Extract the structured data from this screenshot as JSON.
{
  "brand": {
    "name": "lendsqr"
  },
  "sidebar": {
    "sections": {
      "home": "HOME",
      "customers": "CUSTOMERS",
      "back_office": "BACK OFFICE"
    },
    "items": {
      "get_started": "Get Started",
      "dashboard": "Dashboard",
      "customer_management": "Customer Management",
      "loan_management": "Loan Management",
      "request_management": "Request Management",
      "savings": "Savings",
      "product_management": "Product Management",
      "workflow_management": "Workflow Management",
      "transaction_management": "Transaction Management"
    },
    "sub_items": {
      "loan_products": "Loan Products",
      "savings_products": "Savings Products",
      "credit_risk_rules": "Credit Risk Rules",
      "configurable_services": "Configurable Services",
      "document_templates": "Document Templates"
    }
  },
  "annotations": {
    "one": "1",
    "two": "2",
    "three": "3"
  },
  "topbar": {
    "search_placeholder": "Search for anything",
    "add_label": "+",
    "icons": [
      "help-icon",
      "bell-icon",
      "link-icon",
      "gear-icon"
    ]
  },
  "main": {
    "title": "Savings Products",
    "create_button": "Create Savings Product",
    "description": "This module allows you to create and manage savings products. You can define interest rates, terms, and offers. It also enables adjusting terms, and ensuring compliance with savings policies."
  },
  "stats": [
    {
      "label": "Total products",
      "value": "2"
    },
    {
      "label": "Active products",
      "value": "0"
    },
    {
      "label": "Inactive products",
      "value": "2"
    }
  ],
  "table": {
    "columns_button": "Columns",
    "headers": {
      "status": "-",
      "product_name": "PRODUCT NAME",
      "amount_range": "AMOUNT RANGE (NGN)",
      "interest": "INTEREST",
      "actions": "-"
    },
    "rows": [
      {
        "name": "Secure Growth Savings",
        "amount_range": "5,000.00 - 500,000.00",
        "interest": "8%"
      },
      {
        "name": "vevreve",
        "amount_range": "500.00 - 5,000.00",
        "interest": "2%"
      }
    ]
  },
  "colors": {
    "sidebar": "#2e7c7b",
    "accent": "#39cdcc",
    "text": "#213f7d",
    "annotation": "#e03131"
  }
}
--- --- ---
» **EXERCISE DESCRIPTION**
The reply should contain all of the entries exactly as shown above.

» **PROBLEM SOLUTION**
Extract the structured data from this screenshot as JSON.
{
  "brand": {
    "name": "lendsqr"
  },
  "sidebar": {
    "sections": {
      "home": "HOME",
      "customers": "CUSTOMERS",
      "back_office": "BACK OFFICE"
    },
    "items": {
      "get_started": "Get Started",
      "dashboard": "Dashboard",
      "customer_management": "Customer Management",
      "loan_management": "Loan Management",
      "request_management": "Request Management",
      "savings": "Savings",
      "product_management": "Product Management",
      "workflow_management": "Workflow Management",
      "transaction_management": "Transaction Management"
    },
    "sub_items": {
      "loan_products": "Loan Products",
      "savings_products": "Savings Products",
      "credit_risk_rules": "Credit Risk Rules",
      "configurable_services": "Configurable Services",
      "document_templates": "Document Templates"
    }
  },
  "annotations": {
    "one": "1",
    "two": "2",
    "three": "3"
  },
  "topbar": {
    "search_placeholder": "Search for anything",
    "add_label": "+",
    "icons": [
      "help-icon",
      "bell-icon",
      "link-icon",
      "gear-icon"
    ]
  },
  "main": {
    "title": "Savings Products",
    "create_button": "Create Savings Product",
    "description": "This module allows you to create and manage savings products. You can define interest rates, terms, and offers. It also enables adjusting terms, and ensuring compliance with savings policies."
  },
  "stats": [
    {
      "label": "Total products",
      "value": "2"
    },
    {
      "label": "Active products",
      "value": "0"
    },
    {
      "label": "Inactive products",
      "value": "2"
    }
  ],
  "table": {
    "columns_button": "Columns",
    "headers": {
      "status": "-",
      "product_name": "PRODUCT NAME",
      "amount_range": "AMOUNT RANGE (NGN)",
      "interest": "INTEREST",
      "actions": "-"
    },
    "rows": [
      {
        "name": "Secure Growth Savings",
        "amount_range": "5,000.00 - 500,000.00",
        "interest": "8%"
      },
      {
        "name": "vevreve",
        "amount_range": "500.00 - 5,000.00",
        "interest": "2%"
      }
    ]
  },
  "colors": {
    "sidebar": "#2e7c7b",
    "accent": "#39cdcc",
    "text": "#213f7d",
    "annotation": "#e03131"
  }
}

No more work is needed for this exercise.